That’s why we are here. [...]Full Story... →
The Reynoldsburg School Board and Superintendent are playing fast and loose with the taxpayer’s dollars. According to an analysis of the district’s contracts with Huffmaster, yesterday’s wasted day of education cost Reynoldsburg residents at least $375,000. This cost includes all of the planning and preparation leading up to the chaotic day along with the cost of paying the “teachers” who, according to numerous reports, performed poor-quality babysitting services.
By contrast, and according to teacher salary data reported by the district to ODE for last year, the typical one-day cost of teacher salaries is less than $110,0oo. At less than [...]Full Story... →
After the first day of the teacher’s strike in Reynoldsburg, a strike provoked by Superintendent Tina Thomas-Manning and the school board’s unwillingness to budge in negotiations focused on improving the learning conditions for the community’s children, Thomas-Manning declared that it was “a successful day”.
Here are some local news headlines from the superintendent’s “successful day”:

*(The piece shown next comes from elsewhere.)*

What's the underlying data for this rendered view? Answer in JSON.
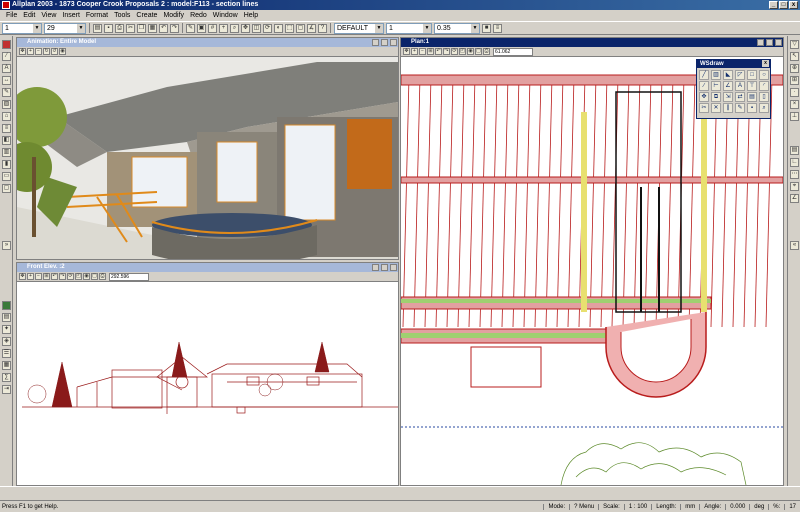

“Fights cause lockdown at Reynoldsburg school as teachers strike” – Columbus DispatchFull Story... →
In 2012, Ohio legislators amended state law to include a provision to implement a “Pilot program for Columbus City School District” in Senate Bill 316. Under this provision, parents can “take over” a school’s operation. This is also known nationally as a “parent trigger” provision and Ohio’s version is detailed in Ohio Revised Code 3302.042.

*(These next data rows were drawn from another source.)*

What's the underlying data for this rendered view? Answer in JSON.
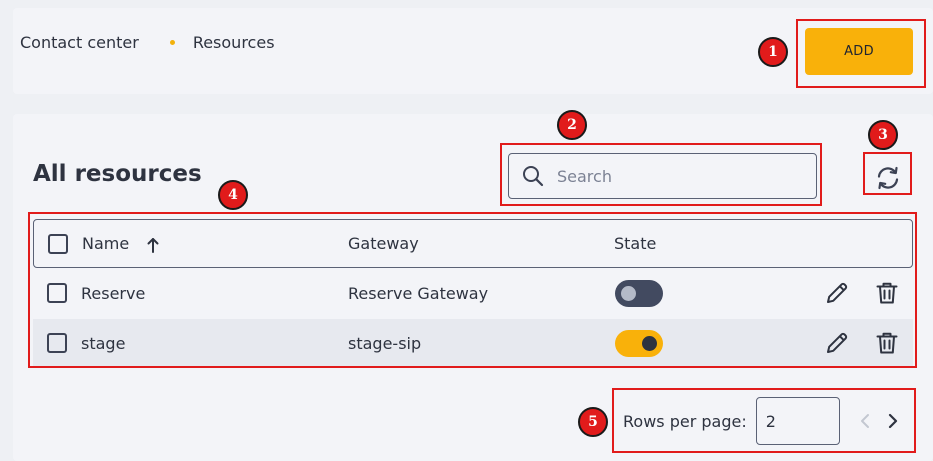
{
  "breadcrumb": {
    "items": [
      "Contact center",
      "Resources"
    ]
  },
  "header": {
    "add_label": "ADD"
  },
  "page": {
    "title": "All resources"
  },
  "search": {
    "placeholder": "Search",
    "value": ""
  },
  "table": {
    "columns": {
      "name": "Name",
      "gateway": "Gateway",
      "state": "State"
    },
    "sort": {
      "column": "Name",
      "direction": "ascending"
    },
    "rows": [
      {
        "name": "Reserve",
        "gateway": "Reserve Gateway",
        "state": "off"
      },
      {
        "name": "stage",
        "gateway": "stage-sip",
        "state": "on"
      }
    ]
  },
  "pagination": {
    "rows_label": "Rows per page:",
    "rows_value": "2"
  },
  "annotations": [
    "1",
    "2",
    "3",
    "4",
    "5"
  ],
  "colors": {
    "accent": "#f9b10a",
    "callout": "#e11b1b",
    "text": "#2e3340"
  }
}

A second line of the statute reads “The pilot project shall commence once the department of education establishes implementation guidelines for the pilot project in consultation with the Columbus city school district.”
This week, John Kasich’s Ohio Department of Education apparently plunged forward and established their own guidelines for this [...]Full Story... →
We’ve been covering the devastating impact of the Reynoldsburg School Board’s refusal to listen to the community’s feedback as they have been involved in “negotiations” with the district’s professional educators. The story has gained national attention for the Board’s staunch insistence to implement changes to the teachers’ contract that are direct from the Michelle Rhee and John Kasich playbooks. With a strike looming for tomorrow, the Reynoldsburg Education Association‘s negotiation team entered a final session with the school board and superintendent today at 1:00 to try and come [...]Full Story... →
The Ohio Department of Education released the state test results Friday, so we feel obliged to tell you that once again, Ohio’s public school districts significantly outperformed their charter school “competitors”. We’re growing tired of beating this dead horse…
We’ll be breaking down the numbers in more detail in the coming weeks, but here are some lowlights:
Of the 3,274 school buildings that received a Performance Index Score (a composite of standardized test performance), 228 of the 281 charter schools ranked in the bottom 25%. To explain that another way, 81% of Ohio’s rated charter schools that fell in the [...]Full Story... →